To A Canada That’s Yet To Be


I never expected to make a home in Canada. When my wandering feet led me to leave Manila, I was thinking of France or America— Canada just seemed too cold for someone used to tropical climates. Yet after 14 years around the USA, I made my way across the 49th parallel. After a month, I knew that I would stay.

By a stroke of good fortune, I landed in the Nass Valley, home of the Nisga’a First Nation in NW British Columbia. My Provincial Nominee and work visa papers were processed so quickly that I wasn’t ready to go—I’d expected it to take a year or so. But no, it only took 40 days! Was it because Indigenous communities living in remote locations badly needed teachers and my application was fast-tracked? I couldn’t tell if it was that or just Canadian efficiency. I had to leave my husband and twin sister to pack up our house for sale.

The Nisga’a are warm, generous people, and Gitlaxt’aamiks, the capital, is small but surrounded by awe-inspiring beauty. It takes an hour and a half to drive to the nearest city for provisions—no public transportation is available—and the roads that wind around majestic mountains and luminous lakes are treacherous in winter. But the children are all so lovable, and the Elders worthy of reverence. For a person who’d lived in cities all her life, this was such a privilege to experience.

I became active in the teachers’ union, mainly because we were such a small local that it was all hands on deck. Within my first year, I was made professional development chair and secretary. In my second year, I was social justice chair, and active at the provincial level, facilitating regional meetings. In my third year, I became the BCTF representative to the Canadian Teachers’ Federation Advisory Committee on the Status of Women. A little past my fourth year, I became Chair of that committee.

I never would have expected to participate so much in public service in Canada. After all, I was barely active in any of the teachers’ associations I paid dues to while I was still in the States. However, Canada became my true land of opportunity. I feel very lucky to be here and to have the chance to contribute to this vast country, far from my tiny, native Philippines.

At the same time, I can see what Canada still needs to strive for. The majority of Canadians are settlers in unceded (a more palatable euphemism for “stolen”) traditional territories of its Indigenous Peoples who have lived here “from time before memory,” as the Nisga’a say. It took the Nisga’a 113 years to recover their lands from the Crown and gain independence to govern themselves. The Truth and Reconciliation Commission put out its Calls to Action in 2015, but how many of the calls have been implemented? Though there are more and more land acknowledgments, without commensurate actions to provide recompense, these remain empty platitudes.

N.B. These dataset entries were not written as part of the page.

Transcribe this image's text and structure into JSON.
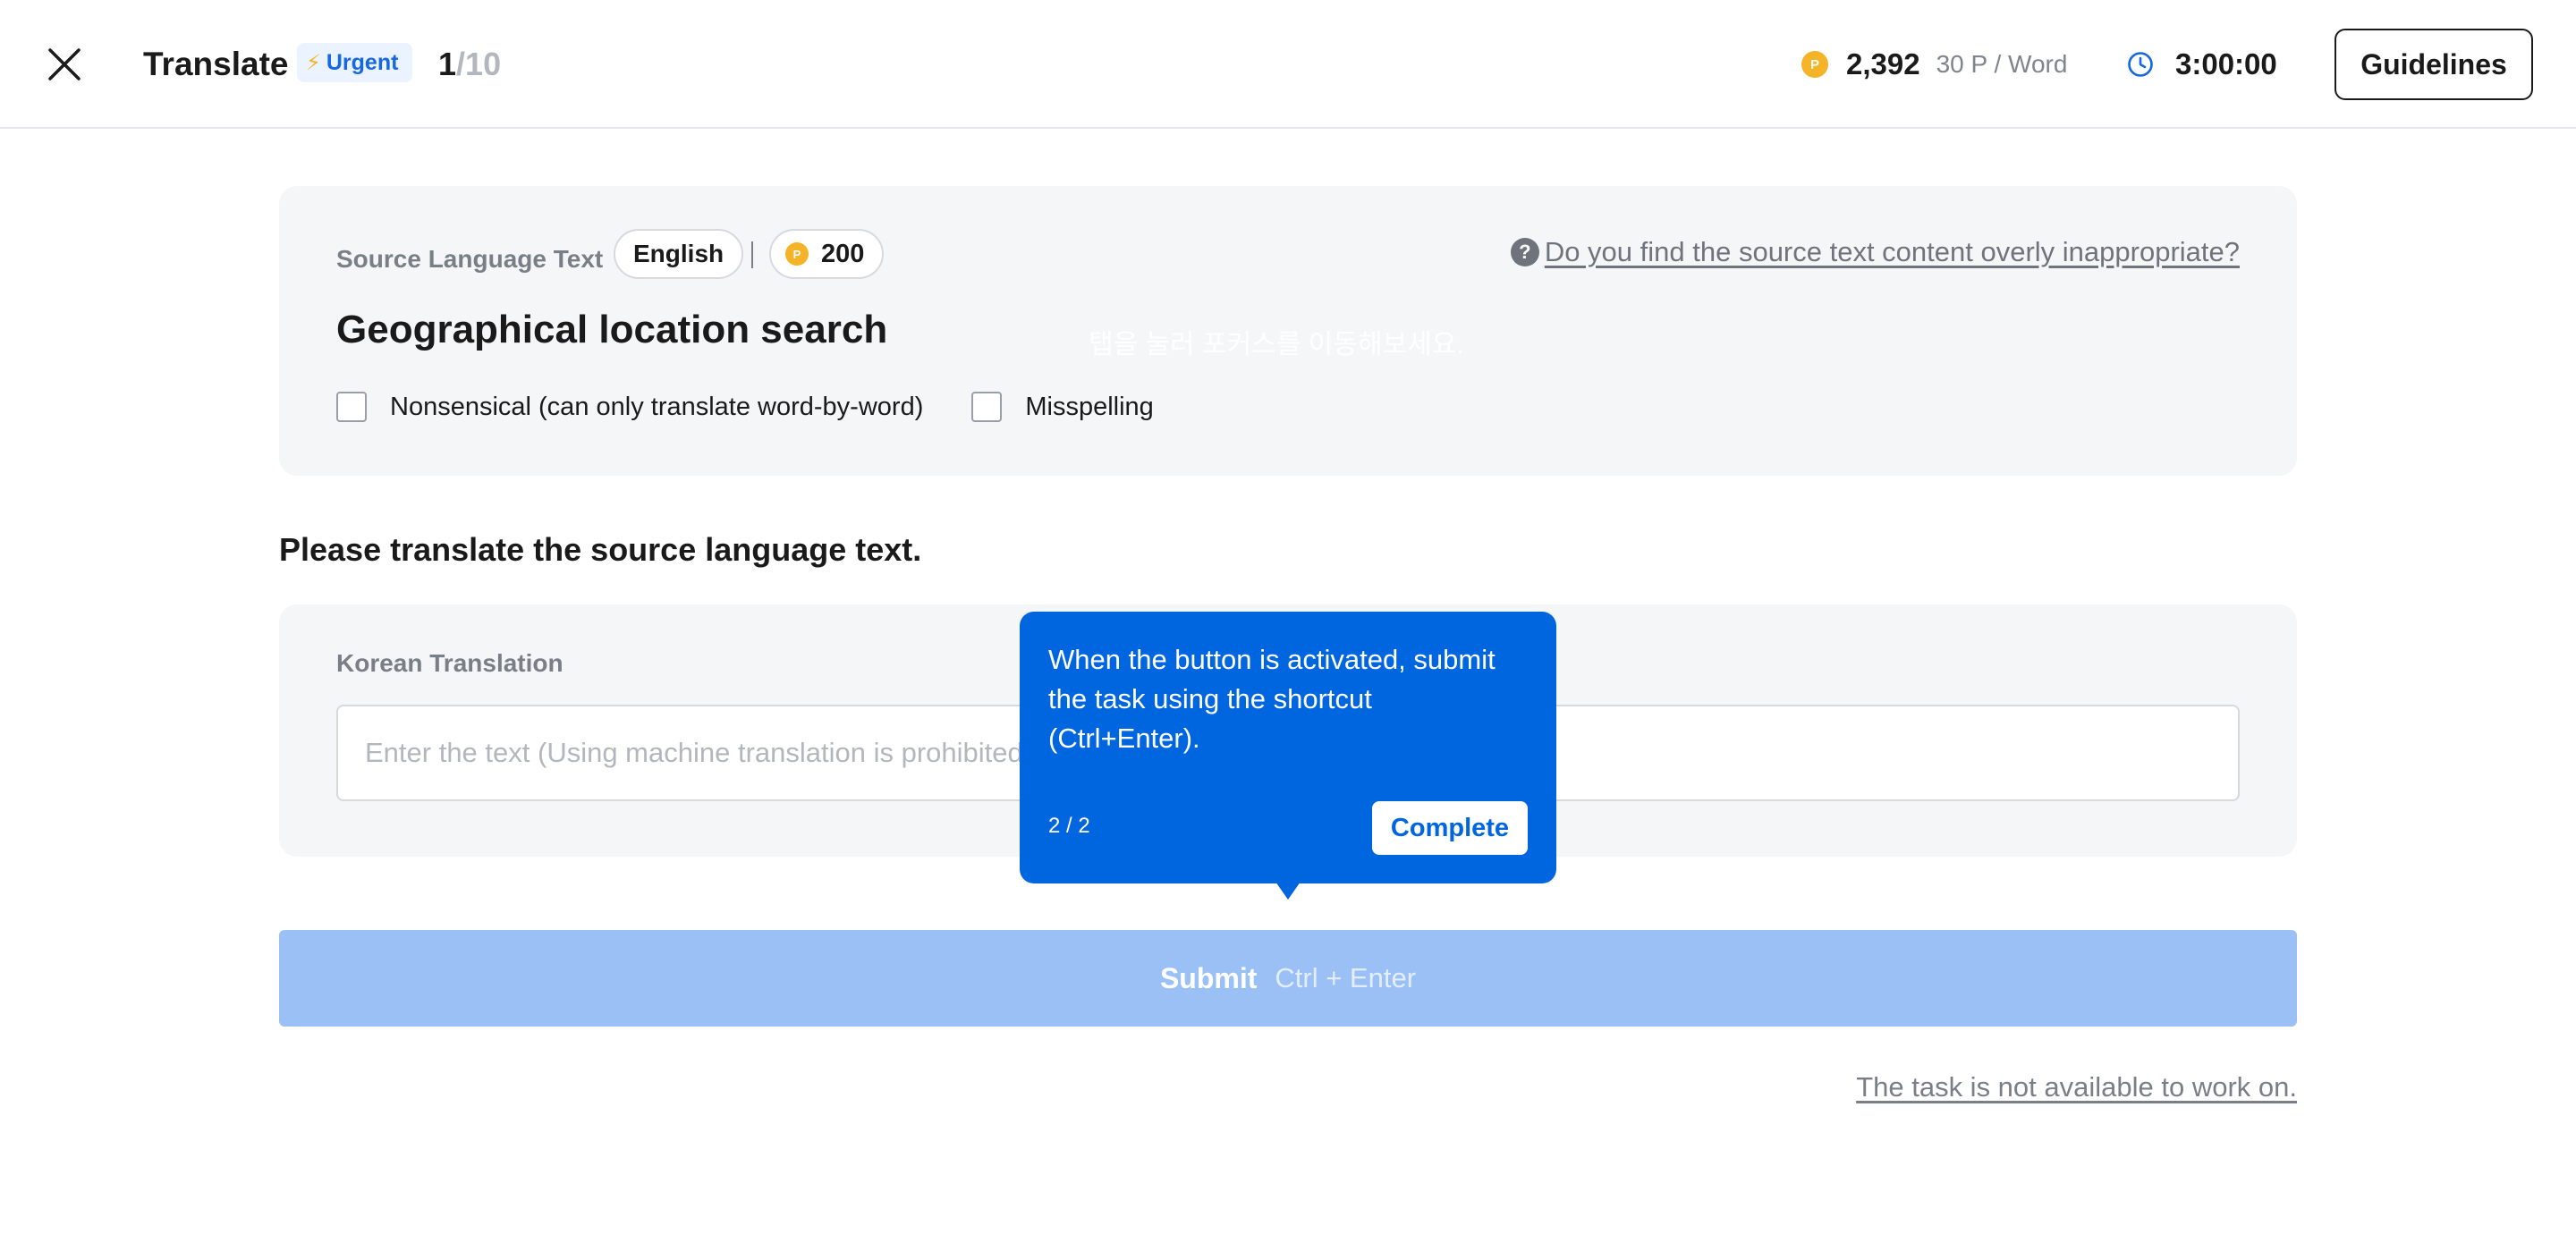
{
  "header": {
    "title": "Translate",
    "urgent_label": "Urgent",
    "progress_current": "1",
    "progress_separator": "/",
    "progress_total": "10",
    "points_coin": "P",
    "points_value": "2,392",
    "points_rate": "30 P / Word",
    "timer_value": "3:00:00",
    "guidelines_label": "Guidelines"
  },
  "source": {
    "label": "Source Language Text",
    "language": "English",
    "points_coin": "P",
    "points": "200",
    "report_icon": "?",
    "report_link": "Do you find the source text content overly inappropriate?",
    "text": "Geographical location search",
    "ghost_hint": "탭을 눌러 포커스를 이동해보세요.",
    "checkboxes": [
      {
        "label": "Nonsensical (can only translate word-by-word)"
      },
      {
        "label": "Misspelling"
      }
    ]
  },
  "instruction": "Please translate the source language text.",
  "translation": {
    "label": "Korean Translation",
    "placeholder": "Enter the text (Using machine translation is prohibited.)"
  },
  "submit": {
    "label": "Submit",
    "shortcut": "Ctrl + Enter"
  },
  "not_available_link": "The task is not available to work on.",
  "tooltip": {
    "text": "When the button is activated, submit the task using the shortcut (Ctrl+Enter).",
    "step": "2 / 2",
    "button_label": "Complete"
  },
  "icons": {
    "close": "close-icon",
    "bolt": "lightning-icon",
    "coin": "coin-icon",
    "clock": "clock-icon",
    "question": "question-icon"
  },
  "colors": {
    "accent": "#0066e0",
    "submit_disabled": "#9ac0f5",
    "coin": "#f5b327",
    "panel_bg": "#f5f6f8"
  }
}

Indigenous Peoples have a way of governance and gatherings that are naturally rooted within Turtle Island (aka North America) and connected to holistic ways of being. They are intrinsically attuned to nature and its life cycles. The values of communal living and interdependence are key to understanding what it means to exist on this planet. As Stan Rushworth, an Indigenous Cherokee Elder, once pointed out, there is “the difference between a Western settler mindset of ‘I have rights’ and an indigenous mindset of ‘I have an obligation.’ Instead of thinking that I am born with rights, I choose to think that I was born with obligations to serve past, present, and future generations, and the planet herself.”

This state of living was interrupted by colonizers, with their greedy acquisition of the land’s rich resources and the imprisonment of the natives, whether in residential schools or reservations. For folks who relied on oral tradition to keep their culture, history, and language alive, this would be a nearly fatal blow. Children were stolen for more than a century, with the last residential school, in Saskatchewan, closing as recently as 1996. Many, if not all, of those who were punished in residential schools for attempting to keep their culture, have become disconnected and lost. The Haudenosaunee (Iroquois) have a philosophy that decisions made today affect the next seven generations. It will take a long time for Indigenous Peoples to heal. My colleagues in the Nisga’a Elementary Secondary School, where I was Elementary Head before I left, are still unable to speak of their traumatic experiences as residential school survivors. Orange Shirt Day is just a step on the long flight of stairs to true justice.

Future Canada is a country that commits to its obligations to the original inhabitants of this land. It’s past time for all of us uninvited settlers to actively seek native wisdom and contribute towards the well-being of First Nations, Métis, and Inuit peoples upon whose suffering our prosperity has been based. This is especially relevant in the light of the current climate crisis which threatens doom to the entire human race. We need to do more, or there will be fewer than seven generations in our future. Reading this essay is simply a beginning. What’s your role in ensuring fairness and equity for the First Peoples of Canada?


Regie Plana-Alcuáz
Regie Plana-Alcuáz is a special education inclusion teacher in Surrey, BC.

This article is featured in Canadian Teacher Magazine’s Spring 2022 issue.

You may also like